Thousands of protesters demanding new elections took to the streets of Caracas in sometimes violent clashes with riot police. Demonstrators carried makeshift shields and wore improvised gas masks to protect themselves against the plumes of tear gas that wafted through the streets of the Venezuelan capital. A few threw rocks or Molotov cocktails and carried signs decrying President Nicolas Maduro.

Now in their second week, the protests initially erupted 1 April after the Supreme Court stripped congress of its last vestiges of power, a decision it later reversed. Demonstrators and opposition leaders are angered at what they see as a government that no longer respects democratic institutions and is sliding toward authoritarianism.

A dozen people were injured in the latest protest. Opposition leaders slammed the government for arbitrary use of force in breaking up the demonstrations. They pointed to tear gas being fired into one Caracas clinic, requiring a baby to be rushed out by medical technicians. "Not even in war are there are attacks on hospitals and health centres," said opposition legislator Jose Manuel Olivares in a news conference.
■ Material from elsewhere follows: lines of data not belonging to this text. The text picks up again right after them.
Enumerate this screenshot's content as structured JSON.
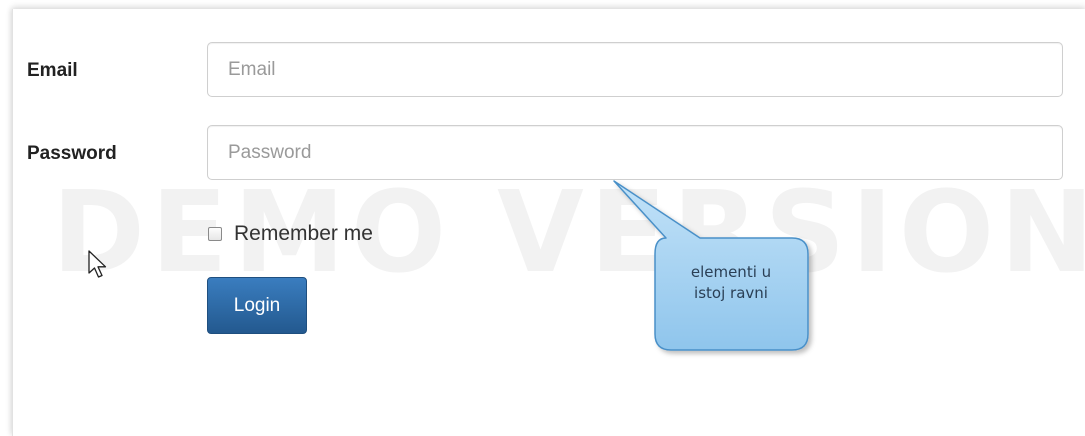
{
  "watermark": "DEMO VERSION",
  "form": {
    "email_label": "Email",
    "email_placeholder": "Email",
    "password_label": "Password",
    "password_placeholder": "Password",
    "remember_label": "Remember me",
    "remember_checked": false,
    "login_label": "Login"
  },
  "callout": {
    "line1": "elementi u",
    "line2": "istoj ravni"
  },
  "colors": {
    "button": "#2a6496",
    "callout_fill": "#a6d3f2",
    "callout_border": "#4a90c8"
  },
  "icons": {
    "cursor": "arrow-pointer"
  }
}
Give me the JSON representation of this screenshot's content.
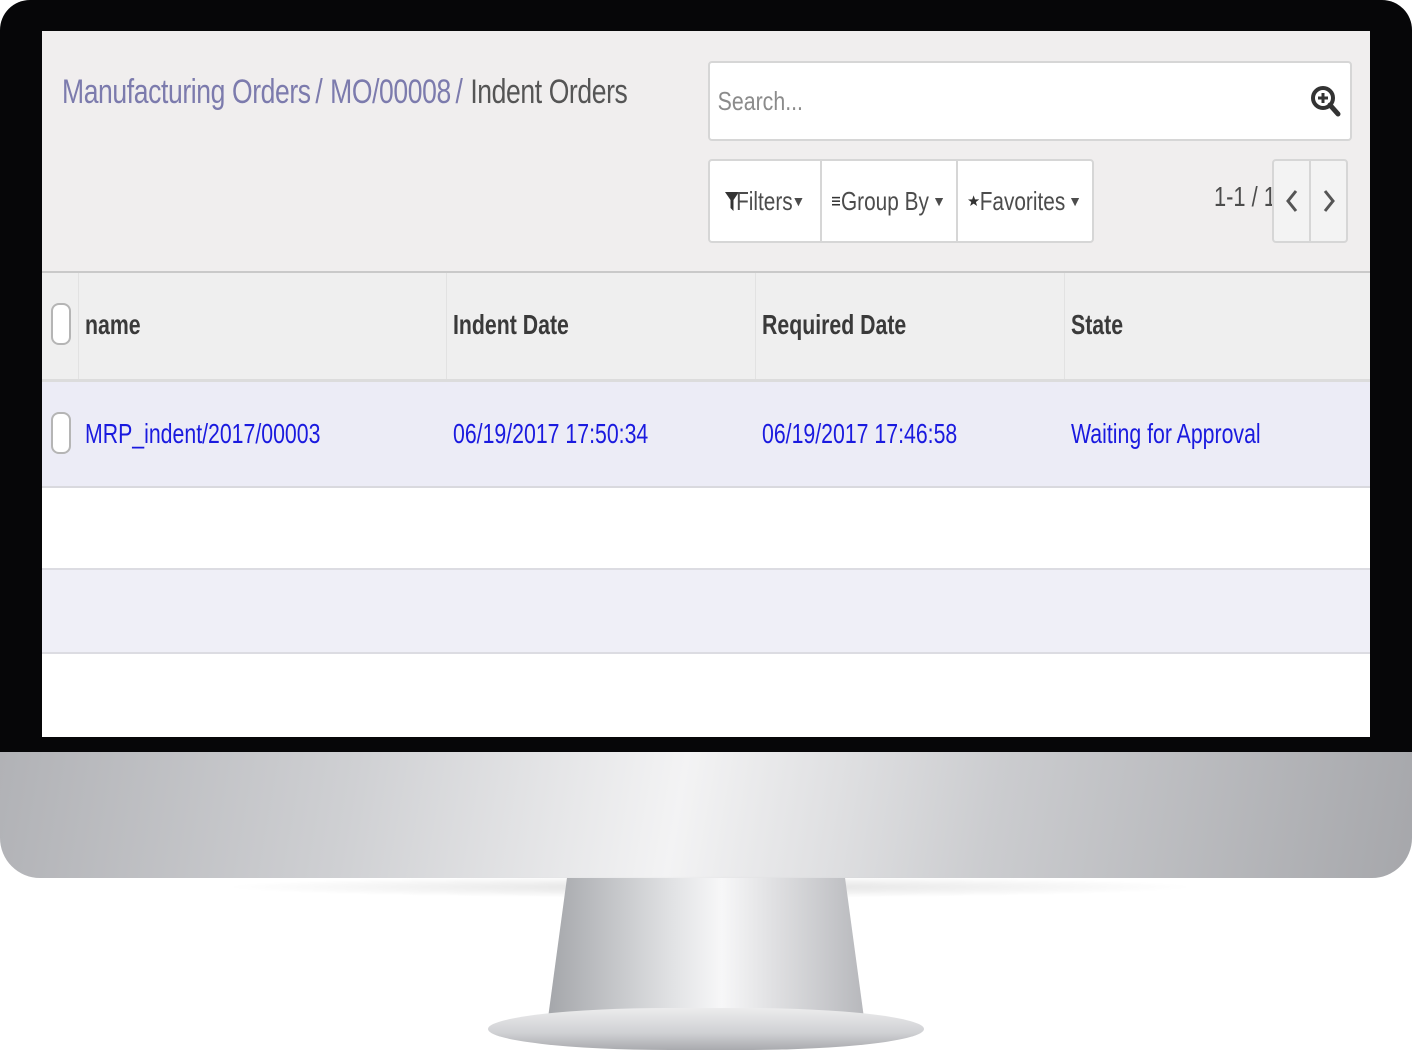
{
  "breadcrumb": {
    "items": [
      "Manufacturing Orders",
      "MO/00008",
      "Indent Orders"
    ],
    "separator": "/"
  },
  "search": {
    "placeholder": "Search...",
    "icon": "search-icon"
  },
  "toolbar": {
    "filters_label": "Filters",
    "groupby_label": "Group By",
    "favorites_label": "Favorites"
  },
  "pager": {
    "value": "1-1 / 1"
  },
  "table": {
    "columns": [
      "name",
      "Indent Date",
      "Required Date",
      "State"
    ],
    "rows": [
      {
        "name": "MRP_indent/2017/00003",
        "indent_date": "06/19/2017 17:50:34",
        "required_date": "06/19/2017 17:46:58",
        "state": "Waiting for Approval"
      }
    ]
  },
  "colors": {
    "breadcrumb_link": "#7c7bad",
    "row_link": "#1a1adf",
    "control_panel_bg": "#f0eeee",
    "selected_row_bg": "#ececf6"
  }
}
Popular singer Miguel Ignacio Mendoza, known as Nacho, was among those affected by tear gas in Caracas. "The repression is not an invention of the media," he said, his eyes irritated by the gas. "I'm here to prove it"

Venezuela protests Maduro
Singer Miguel Ignacio Mendoza from the Venezuelan pop duo Chino & Nacho participates in a mass protest against President Nicolas Maduro's government in Caracas Federico Parra/AFP

Government officials sent images and videos via Twitter of hooded and masked protesters destroying public property such as a bus stop, accusing the opposition of orchestrating violence to destabilise the government.

Overall, the unrest over the last two weeks has left one person dead. Some 188 protesters, most of them students, were arrested in the period 4 to 8 April, and 57 are still behind bars, rights group Penal Forum said.

Despite the surge in protests, many Venezuelans are pessimistic that marches can bring about change, scared of violent clashes, or simply too busy trying to find food. Venezuelans are suffering from triple-digit inflation and widespread shortages of basic goods.